Work instruction: In the entries that follow, find the word "Perl" and report each line it is on.

Content starts

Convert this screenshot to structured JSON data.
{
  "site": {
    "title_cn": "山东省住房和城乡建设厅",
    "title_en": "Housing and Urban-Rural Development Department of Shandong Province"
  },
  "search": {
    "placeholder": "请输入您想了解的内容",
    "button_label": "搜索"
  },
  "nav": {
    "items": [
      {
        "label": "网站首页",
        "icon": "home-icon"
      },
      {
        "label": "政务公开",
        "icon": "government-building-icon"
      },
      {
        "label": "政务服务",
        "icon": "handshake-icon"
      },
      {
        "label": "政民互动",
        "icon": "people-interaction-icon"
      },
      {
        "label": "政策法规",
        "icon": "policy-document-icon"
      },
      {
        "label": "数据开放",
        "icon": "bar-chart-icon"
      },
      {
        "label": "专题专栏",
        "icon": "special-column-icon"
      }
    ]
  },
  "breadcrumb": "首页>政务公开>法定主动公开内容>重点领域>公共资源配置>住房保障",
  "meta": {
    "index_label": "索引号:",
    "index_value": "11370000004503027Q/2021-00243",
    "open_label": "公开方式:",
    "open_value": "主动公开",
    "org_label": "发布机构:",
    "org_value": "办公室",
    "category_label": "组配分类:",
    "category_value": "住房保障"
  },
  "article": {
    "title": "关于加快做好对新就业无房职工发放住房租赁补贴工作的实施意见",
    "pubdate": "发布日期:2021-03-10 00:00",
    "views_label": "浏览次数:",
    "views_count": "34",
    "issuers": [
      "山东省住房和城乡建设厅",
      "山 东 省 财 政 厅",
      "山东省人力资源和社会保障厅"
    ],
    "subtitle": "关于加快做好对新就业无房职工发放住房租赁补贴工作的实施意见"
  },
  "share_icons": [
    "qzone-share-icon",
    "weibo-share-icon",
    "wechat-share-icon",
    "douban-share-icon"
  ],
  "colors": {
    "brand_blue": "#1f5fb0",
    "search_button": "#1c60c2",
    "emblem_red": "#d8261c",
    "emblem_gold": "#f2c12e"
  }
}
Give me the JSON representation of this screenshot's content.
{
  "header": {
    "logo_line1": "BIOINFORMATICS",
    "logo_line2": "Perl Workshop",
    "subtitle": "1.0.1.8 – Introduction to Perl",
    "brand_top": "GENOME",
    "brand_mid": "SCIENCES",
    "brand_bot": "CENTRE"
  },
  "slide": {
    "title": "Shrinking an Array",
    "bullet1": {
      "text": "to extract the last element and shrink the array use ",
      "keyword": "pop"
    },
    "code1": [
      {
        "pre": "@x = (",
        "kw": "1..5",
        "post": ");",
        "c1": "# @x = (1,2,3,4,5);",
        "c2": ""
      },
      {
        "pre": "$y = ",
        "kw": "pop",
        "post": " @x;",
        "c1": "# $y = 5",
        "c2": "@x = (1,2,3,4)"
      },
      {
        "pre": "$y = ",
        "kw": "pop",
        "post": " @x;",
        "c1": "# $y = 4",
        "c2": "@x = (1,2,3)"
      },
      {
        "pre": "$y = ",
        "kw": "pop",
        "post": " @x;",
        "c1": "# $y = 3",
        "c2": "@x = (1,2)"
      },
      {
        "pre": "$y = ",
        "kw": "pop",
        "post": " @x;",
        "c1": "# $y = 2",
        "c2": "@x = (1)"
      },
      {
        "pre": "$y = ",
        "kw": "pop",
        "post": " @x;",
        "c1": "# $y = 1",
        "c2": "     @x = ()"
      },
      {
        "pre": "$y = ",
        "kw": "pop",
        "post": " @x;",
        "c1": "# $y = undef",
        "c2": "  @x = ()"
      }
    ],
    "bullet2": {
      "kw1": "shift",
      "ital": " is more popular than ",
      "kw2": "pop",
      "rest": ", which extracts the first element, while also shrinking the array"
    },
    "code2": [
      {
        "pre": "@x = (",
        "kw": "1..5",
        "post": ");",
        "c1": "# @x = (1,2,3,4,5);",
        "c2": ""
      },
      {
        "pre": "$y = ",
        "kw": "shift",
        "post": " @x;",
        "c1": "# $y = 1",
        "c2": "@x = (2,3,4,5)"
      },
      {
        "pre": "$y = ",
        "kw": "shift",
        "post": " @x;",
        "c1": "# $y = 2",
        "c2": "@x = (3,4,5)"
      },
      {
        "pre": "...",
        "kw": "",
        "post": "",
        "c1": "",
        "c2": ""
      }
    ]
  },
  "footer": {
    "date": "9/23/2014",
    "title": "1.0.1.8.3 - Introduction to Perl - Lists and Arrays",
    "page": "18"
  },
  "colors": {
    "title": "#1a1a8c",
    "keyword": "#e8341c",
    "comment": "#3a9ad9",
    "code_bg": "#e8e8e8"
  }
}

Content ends

Result of the exercise:
    "logo_line2": "Perl Workshop",
    "subtitle": "1.0.1.8 – Introduction to Perl",
    "title": "1.0.1.8.3 - Introduction to Perl - Lists and Arrays",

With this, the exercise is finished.